== PROBLEM TO WORK ON ==
Scan the material for the string "Evaluaasi" and copy out every line in which it occurs.
**********
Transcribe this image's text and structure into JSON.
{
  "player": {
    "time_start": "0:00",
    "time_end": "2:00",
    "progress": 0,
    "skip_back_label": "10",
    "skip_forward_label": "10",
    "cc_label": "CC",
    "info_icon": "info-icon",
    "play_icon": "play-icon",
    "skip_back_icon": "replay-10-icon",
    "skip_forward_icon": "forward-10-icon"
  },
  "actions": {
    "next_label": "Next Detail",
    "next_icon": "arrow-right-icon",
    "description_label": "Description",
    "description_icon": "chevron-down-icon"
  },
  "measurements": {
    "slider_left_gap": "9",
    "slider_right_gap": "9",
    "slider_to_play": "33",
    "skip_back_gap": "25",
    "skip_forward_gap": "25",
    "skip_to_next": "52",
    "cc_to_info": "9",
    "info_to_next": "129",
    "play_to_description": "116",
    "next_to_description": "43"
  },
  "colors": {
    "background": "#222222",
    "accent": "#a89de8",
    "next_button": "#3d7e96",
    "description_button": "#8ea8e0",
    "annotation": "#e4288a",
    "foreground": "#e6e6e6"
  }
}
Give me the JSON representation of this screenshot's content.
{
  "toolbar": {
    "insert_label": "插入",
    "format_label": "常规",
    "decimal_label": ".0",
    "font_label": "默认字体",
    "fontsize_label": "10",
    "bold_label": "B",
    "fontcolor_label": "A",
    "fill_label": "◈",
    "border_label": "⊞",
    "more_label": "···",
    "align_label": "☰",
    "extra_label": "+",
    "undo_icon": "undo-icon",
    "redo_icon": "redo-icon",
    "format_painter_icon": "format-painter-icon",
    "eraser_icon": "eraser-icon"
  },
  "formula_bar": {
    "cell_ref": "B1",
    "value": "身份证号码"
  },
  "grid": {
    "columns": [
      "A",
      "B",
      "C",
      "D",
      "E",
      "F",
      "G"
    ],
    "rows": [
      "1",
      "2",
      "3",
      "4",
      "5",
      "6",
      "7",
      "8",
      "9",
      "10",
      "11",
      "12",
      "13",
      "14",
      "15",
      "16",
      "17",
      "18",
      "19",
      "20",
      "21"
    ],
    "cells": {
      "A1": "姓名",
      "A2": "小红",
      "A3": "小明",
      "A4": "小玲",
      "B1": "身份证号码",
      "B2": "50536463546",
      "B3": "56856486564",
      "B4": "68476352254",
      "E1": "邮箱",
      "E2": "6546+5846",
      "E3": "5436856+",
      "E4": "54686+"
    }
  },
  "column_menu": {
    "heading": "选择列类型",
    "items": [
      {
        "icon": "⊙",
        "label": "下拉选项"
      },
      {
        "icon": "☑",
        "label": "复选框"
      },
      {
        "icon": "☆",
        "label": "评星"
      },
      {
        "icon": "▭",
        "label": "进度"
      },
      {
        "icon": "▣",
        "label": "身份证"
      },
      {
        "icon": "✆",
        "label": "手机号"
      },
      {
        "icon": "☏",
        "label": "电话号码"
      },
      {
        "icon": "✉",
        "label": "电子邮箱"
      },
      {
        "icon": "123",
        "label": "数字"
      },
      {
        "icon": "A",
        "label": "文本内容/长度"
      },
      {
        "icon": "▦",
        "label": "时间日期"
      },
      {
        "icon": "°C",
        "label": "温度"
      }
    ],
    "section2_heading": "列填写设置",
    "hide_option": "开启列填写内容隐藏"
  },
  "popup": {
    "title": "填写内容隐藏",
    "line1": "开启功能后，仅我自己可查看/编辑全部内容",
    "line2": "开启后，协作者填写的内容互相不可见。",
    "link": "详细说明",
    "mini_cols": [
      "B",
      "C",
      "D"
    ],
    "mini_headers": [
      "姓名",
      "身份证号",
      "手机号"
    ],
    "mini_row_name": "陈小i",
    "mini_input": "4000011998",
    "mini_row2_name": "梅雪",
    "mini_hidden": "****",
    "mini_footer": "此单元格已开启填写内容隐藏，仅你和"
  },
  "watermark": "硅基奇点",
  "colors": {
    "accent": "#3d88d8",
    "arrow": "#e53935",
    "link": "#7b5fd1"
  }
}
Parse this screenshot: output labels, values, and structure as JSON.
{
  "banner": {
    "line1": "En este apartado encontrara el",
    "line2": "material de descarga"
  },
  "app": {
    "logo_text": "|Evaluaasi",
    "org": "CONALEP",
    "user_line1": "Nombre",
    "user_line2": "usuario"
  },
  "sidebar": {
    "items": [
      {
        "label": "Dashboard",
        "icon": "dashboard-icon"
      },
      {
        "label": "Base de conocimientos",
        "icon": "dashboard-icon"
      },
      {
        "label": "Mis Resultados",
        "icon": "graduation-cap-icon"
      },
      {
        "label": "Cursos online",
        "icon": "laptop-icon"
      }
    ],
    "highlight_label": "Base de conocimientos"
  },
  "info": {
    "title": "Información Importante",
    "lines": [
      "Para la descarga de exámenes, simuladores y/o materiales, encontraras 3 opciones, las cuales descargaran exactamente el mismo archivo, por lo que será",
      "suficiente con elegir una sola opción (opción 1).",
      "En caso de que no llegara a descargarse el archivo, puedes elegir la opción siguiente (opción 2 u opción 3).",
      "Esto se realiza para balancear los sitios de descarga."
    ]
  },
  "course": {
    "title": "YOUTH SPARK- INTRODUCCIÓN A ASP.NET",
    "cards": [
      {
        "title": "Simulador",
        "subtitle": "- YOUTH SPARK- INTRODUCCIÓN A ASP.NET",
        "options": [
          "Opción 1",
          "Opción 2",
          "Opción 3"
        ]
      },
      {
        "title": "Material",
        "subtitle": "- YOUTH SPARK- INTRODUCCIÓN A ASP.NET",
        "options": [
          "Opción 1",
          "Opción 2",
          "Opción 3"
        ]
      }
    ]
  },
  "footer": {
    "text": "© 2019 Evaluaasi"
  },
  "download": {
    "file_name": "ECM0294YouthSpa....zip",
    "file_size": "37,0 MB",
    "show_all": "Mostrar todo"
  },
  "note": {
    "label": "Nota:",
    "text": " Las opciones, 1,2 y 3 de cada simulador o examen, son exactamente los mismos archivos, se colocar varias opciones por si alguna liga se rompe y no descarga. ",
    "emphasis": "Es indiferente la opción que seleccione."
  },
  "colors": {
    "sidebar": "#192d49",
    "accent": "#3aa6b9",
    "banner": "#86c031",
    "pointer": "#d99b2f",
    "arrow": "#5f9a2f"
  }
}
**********
== OUTPUT BELOW ==
    "logo_text": "|Evaluaasi",
    "text": "© 2019 Evaluaasi"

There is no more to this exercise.